Putin Warns Of New Ukraine Gas Crisis After Raid

MOSCOW, Russia -- Russian Prime Minister Vladimir Putin warned Thursday of the risk of a new gas crisis with Ukraine and Europe, saying he was "extremely worried" about a raid on the Ukrainian state gas company in Kiev.

Russian Prime Minister Vladimir Putin, seen here on March 05 in Moscow, warned Thursday of the risk of a new gas crisis with Ukraine and Europe, saying he was "extremely worried" about a raid on the Ukrainian state gas company in Kiev.

A January dispute between Russia and Ukraine resulted in the cutting of Russian gas supplies to Europe for almost two weeks, triggering the European Union's worst ever energy crisis.

Armed Ukrainian security service agents on Wednesday burst into the headquarters of the Ukrainian state gas firm Naftogaz to conduct a search, in a dramatic display of the country's internal tensions.

Putin said that "we can only be extremely worried about the possible consequences" of the raid.

"Once again the question has been raised about the reliability of this country (Ukraine)," he added.

The raid came as Russia set a March 8 deadline for payment by Ukraine of a 360 million dollar debt for February.

As Putin warned that failure to pay would lead to a halt in supplies to Ukraine and possibly European consumers, there was an immediate response from Naftogaz.

By the end of business hours Naftogaz said it had paid the February debt in full.

Naftogaz spokesman Ilya Savin said Naftogaz on Thursday paid the final 50 million dollars outstanding after it paid 310 million dollars earlier this week to Russian energy giant Gazprom.

Gazprom confirmed in a statement that "Naftogaz has entirely paid for gas deliveries in February."

The January dispute was eventually resolved with an agreement signed after talks in Moscow between Putin and Ukrainian Prime Minister Yulia Tymoshenko, a pro-Western figure who nonetheless has good relations with Russia.

Her domestic rival -- President Viktor Yushchenko who is targeting EU and NATO membership for his country -- is despised by Russia for his support of Georgia in its August war with Moscow.

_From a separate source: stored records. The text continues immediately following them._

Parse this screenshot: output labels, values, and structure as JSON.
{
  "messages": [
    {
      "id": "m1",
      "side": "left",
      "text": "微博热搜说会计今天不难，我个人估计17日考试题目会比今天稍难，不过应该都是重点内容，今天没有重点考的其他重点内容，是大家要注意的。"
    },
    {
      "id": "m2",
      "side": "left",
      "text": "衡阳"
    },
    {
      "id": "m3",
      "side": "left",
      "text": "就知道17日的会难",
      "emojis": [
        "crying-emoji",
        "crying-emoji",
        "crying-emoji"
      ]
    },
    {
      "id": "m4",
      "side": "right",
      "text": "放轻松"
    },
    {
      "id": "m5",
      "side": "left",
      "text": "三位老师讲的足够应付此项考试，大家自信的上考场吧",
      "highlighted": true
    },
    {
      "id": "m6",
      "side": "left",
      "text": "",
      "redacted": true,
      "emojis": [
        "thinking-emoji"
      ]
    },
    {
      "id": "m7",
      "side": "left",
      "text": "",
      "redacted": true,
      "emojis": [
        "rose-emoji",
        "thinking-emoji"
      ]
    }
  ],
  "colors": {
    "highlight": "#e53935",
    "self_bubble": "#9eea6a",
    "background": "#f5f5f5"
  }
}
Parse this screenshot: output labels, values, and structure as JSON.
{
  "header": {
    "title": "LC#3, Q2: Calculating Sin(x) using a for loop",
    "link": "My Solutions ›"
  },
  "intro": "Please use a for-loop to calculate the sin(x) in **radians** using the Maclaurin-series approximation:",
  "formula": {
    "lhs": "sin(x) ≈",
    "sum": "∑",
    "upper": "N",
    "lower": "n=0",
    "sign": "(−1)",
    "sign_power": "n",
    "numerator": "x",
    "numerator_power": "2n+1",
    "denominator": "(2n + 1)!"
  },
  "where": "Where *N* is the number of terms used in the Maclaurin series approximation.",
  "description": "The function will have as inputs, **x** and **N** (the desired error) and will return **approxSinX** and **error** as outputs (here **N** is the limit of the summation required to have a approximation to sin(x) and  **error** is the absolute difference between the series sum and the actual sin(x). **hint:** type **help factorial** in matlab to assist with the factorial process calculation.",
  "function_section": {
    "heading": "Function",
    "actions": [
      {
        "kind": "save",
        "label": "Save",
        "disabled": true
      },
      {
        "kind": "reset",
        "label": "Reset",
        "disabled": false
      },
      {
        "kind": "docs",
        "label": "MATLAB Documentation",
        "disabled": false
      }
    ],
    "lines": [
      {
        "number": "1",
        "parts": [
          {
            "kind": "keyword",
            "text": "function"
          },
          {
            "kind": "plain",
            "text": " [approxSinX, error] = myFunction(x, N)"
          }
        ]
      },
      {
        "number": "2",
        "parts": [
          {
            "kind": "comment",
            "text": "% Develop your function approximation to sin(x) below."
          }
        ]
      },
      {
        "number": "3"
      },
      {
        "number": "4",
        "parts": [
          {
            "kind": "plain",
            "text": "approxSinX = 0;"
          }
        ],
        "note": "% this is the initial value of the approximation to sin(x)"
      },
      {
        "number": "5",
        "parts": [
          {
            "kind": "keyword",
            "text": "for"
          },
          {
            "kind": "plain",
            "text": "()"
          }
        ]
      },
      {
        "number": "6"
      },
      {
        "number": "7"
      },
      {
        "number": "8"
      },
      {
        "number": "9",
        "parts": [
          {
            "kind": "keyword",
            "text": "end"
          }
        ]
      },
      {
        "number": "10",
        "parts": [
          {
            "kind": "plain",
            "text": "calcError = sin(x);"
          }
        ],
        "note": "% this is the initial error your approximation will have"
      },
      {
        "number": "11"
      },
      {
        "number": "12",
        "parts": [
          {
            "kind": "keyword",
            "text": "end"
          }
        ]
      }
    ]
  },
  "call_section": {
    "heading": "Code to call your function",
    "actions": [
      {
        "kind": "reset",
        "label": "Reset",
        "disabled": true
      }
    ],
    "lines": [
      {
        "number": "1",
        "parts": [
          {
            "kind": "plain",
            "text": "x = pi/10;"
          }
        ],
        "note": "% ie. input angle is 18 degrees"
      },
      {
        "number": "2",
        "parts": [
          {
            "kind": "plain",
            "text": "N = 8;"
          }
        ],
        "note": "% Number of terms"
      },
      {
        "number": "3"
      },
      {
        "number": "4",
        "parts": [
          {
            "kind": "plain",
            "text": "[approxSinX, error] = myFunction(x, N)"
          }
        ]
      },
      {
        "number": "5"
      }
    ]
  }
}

The Naftogaz raid, conducted by the SBU Ukrainian security service which answers to Yushchenko, was seen as the latest step in the poisonous feud between the two politicians.

The SBU agents had notably been seeking documents over the January gas deal with Russia brokered by Tymoshenko, which Yushchenko has denounced as a sell-out.

Earlier, SBU investigators had failed to carry out another search at Ukrtransgaz, a Naftogaz subsidiary which operates Ukraine's gas pipeline network.

This time they were not accompanied by the armed agents who had caused Wednesday's drama and were blocked in the hallway by lawmakers belonging to the Tymoshenko parliamentary faction.

The turmoil in Ukraine coincides with a grave economic crisis in the country which has seen its industrial production nosedive and its currency halve in value against the dollar.

The country also risks losing the second tranche of an IMF loan -- its main source of foreign income this year -- due to budgetary strains. This prompted Standard and Poors last week to slash Ukraine's ratings to a pre-default level.

Ukraine's economy "is more or less already experiencing a balance of payments crisis" because of plummeting prices for exports, Standard and Poor's analyst Frank Gill told a conference call Thursday.

"The refinancing risk for the banking system is enormous," he added.

Bulgaria, one of the EU states worst hit by the the halt in Russian gas deliveries via Ukraine in January, said Wednesday it was preparing a new gas rationing plan for the industry and bracing for possible new cuts.

"We have no reasons to believe that the crisis is inevitable but there is a problem and we are preparing," Economy and Energy Minister Petar Dimitrov told the national radio.

Source: AFP